The government cooperated with UNHCR and other humanitarian organizations in providing protection and assistance to refugees, returning refugees, asylum seekers, stateless persons, and other persons of concern. Police allowed UNHCR, the Office of the Ombudsman, and the NGO Caritas to monitor the processing, detention, and deportation of some migrants.
Access to Asylum: The law provides for granting asylum or refugee status, and the government has established a system for providing protection to refugees.
There were credible reports from NGOs, migrants, and asylum seekers that authorities did not follow due process procedures for some asylum seekers and that in other cases those seeking asylum did not have access to the social care and other services due to limited issuance of identification cards. UNHCR, Caritas, and the Office of the Ombudsman were critical of the government’s migrant screening and detention procedures. There were reports of border police pushing migrants back into Greece.
The law on asylum requires authorities to grant or deny asylum within 51 days of an applicant’s initial request. Under the law, asylum seekers cannot face criminal charges of illegal entry if they contact authorities within 10 days of their arrival in the country. UNHCR reported that the asylum system lacked effective monitoring.
Safe Country of Origin/Transit: The law prohibits individuals from safe countries of origin or transit from applying for asylum or refugee status. UNHCR reported, however, that no asylum requests had been refused based on the government’s list of safe countries, which included Greece.
Employment: While the law permits refugees to work, the limited issuance of refugee identification cards and work permits meant that few refugees had employment opportunities.
Access to Basic Services: The law provides refugees access to public services, including education, health care, housing, law enforcement, courts and judicial procedures, and legal assistance.
According to UNHCR statistics there were 1,031 persons in the country under the agency’s statelessness mandate at the end of 2018. The government does not have reliable data regarding the total number of stateless persons or persons at risk of statelessness in the country. State Police reported one stateless woman in the Karrec closed migrant detention facility.
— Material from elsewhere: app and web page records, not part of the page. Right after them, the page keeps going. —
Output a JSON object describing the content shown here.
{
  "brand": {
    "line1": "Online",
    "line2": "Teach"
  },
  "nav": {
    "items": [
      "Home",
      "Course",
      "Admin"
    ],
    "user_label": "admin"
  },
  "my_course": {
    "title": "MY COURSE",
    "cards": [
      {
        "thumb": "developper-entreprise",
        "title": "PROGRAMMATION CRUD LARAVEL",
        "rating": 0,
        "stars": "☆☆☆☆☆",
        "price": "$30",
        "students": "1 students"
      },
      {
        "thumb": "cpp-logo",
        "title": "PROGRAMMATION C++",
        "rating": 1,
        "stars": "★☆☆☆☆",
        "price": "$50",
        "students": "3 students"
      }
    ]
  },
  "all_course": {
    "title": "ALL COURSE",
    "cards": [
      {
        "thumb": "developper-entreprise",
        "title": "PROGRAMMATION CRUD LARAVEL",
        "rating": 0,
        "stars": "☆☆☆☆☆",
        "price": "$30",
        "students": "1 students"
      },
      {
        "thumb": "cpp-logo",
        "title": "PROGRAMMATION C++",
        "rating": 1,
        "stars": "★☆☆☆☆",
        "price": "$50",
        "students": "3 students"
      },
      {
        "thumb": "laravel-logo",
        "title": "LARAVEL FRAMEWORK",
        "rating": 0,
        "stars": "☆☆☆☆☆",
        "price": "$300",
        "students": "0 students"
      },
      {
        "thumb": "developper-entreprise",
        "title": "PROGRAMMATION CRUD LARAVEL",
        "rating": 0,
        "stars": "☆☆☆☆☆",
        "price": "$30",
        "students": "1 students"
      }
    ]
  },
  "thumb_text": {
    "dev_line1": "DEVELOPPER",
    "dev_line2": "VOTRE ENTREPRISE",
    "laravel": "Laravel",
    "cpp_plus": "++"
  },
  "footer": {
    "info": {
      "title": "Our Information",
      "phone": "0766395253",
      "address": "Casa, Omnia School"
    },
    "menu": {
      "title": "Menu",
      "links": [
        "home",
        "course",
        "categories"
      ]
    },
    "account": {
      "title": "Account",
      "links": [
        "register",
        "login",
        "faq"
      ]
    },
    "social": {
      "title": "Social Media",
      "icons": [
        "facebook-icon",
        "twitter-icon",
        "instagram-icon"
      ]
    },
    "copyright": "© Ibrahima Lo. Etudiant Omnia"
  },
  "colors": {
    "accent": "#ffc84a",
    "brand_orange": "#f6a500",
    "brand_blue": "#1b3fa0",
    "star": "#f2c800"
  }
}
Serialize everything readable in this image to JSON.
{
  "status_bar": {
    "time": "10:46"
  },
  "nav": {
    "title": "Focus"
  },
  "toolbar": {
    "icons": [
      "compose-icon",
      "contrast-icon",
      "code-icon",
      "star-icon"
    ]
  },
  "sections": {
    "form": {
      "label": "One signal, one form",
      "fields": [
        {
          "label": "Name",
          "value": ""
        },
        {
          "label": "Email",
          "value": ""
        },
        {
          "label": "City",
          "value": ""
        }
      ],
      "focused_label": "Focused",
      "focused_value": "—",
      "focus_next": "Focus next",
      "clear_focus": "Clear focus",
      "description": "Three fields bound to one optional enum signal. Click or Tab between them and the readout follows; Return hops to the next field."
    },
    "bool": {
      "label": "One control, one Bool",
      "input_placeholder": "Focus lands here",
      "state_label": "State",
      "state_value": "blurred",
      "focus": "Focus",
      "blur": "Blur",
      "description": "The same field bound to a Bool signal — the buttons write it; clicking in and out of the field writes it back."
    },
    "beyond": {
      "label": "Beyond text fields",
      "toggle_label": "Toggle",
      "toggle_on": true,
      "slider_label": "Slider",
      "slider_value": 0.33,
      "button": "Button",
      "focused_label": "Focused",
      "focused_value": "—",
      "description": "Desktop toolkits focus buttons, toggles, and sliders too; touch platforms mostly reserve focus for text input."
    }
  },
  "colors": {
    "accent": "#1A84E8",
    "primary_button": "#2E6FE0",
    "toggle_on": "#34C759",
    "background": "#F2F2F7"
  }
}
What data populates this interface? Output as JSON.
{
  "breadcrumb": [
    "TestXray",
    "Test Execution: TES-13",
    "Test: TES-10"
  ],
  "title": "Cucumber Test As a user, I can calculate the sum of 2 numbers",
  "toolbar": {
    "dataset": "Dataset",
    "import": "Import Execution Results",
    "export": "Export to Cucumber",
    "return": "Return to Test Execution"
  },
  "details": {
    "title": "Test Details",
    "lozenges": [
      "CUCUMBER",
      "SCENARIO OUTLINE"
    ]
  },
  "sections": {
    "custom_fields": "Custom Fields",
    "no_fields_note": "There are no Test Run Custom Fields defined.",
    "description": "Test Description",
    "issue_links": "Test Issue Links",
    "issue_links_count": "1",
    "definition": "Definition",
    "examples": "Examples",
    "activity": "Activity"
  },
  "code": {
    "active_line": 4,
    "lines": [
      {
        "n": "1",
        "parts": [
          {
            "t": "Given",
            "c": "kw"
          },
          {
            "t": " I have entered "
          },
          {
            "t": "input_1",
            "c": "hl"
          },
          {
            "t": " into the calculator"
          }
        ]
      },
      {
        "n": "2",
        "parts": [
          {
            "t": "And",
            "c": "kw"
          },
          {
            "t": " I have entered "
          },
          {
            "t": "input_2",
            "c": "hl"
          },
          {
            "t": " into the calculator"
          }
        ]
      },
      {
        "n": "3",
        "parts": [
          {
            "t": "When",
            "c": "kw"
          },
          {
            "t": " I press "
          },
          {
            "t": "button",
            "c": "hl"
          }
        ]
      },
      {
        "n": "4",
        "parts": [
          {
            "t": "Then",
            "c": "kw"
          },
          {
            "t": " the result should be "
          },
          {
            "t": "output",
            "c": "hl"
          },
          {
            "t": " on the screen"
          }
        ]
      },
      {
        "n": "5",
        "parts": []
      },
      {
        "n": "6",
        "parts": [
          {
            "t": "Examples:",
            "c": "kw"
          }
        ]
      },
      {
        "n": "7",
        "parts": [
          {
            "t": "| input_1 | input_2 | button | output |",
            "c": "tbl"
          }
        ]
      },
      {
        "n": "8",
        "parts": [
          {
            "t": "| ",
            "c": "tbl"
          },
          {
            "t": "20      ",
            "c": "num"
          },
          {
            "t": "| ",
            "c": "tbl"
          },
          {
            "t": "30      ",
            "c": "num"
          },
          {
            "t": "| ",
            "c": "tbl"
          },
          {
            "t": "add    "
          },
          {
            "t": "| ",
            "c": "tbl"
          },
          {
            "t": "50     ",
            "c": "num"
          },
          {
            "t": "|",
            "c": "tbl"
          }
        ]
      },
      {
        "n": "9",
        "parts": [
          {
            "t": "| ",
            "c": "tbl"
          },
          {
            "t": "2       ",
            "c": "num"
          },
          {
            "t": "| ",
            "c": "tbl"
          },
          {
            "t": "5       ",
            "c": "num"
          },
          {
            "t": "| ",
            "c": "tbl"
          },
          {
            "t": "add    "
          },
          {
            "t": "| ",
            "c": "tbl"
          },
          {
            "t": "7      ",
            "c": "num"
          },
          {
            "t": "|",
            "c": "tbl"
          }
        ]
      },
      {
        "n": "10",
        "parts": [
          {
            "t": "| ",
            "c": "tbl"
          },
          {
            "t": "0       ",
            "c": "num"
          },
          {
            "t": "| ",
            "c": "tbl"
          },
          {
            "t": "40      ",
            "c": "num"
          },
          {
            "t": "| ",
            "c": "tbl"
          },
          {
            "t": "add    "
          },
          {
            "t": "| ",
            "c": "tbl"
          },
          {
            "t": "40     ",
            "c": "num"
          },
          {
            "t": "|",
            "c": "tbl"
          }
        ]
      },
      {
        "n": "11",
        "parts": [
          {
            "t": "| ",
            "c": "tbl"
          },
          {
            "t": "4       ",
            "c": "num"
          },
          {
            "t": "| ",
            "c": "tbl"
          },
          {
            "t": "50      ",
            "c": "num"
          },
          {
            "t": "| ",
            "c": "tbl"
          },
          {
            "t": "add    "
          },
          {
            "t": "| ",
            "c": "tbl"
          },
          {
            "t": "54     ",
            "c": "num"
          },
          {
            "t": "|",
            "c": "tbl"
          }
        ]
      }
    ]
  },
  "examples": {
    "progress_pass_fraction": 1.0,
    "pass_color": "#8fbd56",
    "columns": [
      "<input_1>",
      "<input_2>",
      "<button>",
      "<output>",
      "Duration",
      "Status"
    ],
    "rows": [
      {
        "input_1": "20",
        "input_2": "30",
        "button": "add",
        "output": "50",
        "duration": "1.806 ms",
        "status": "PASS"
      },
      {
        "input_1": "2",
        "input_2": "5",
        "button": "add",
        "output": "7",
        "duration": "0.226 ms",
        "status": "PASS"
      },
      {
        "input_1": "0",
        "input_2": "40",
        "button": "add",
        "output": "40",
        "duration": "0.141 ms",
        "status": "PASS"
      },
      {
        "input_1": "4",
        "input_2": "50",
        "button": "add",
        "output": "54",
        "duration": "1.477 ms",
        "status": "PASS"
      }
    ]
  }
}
The law allows stateless persons to acquire Albanian citizenship under certain conditions, although there is no separate legislation that specifically addresses providing an opportunity for stateless persons to acquire citizenship.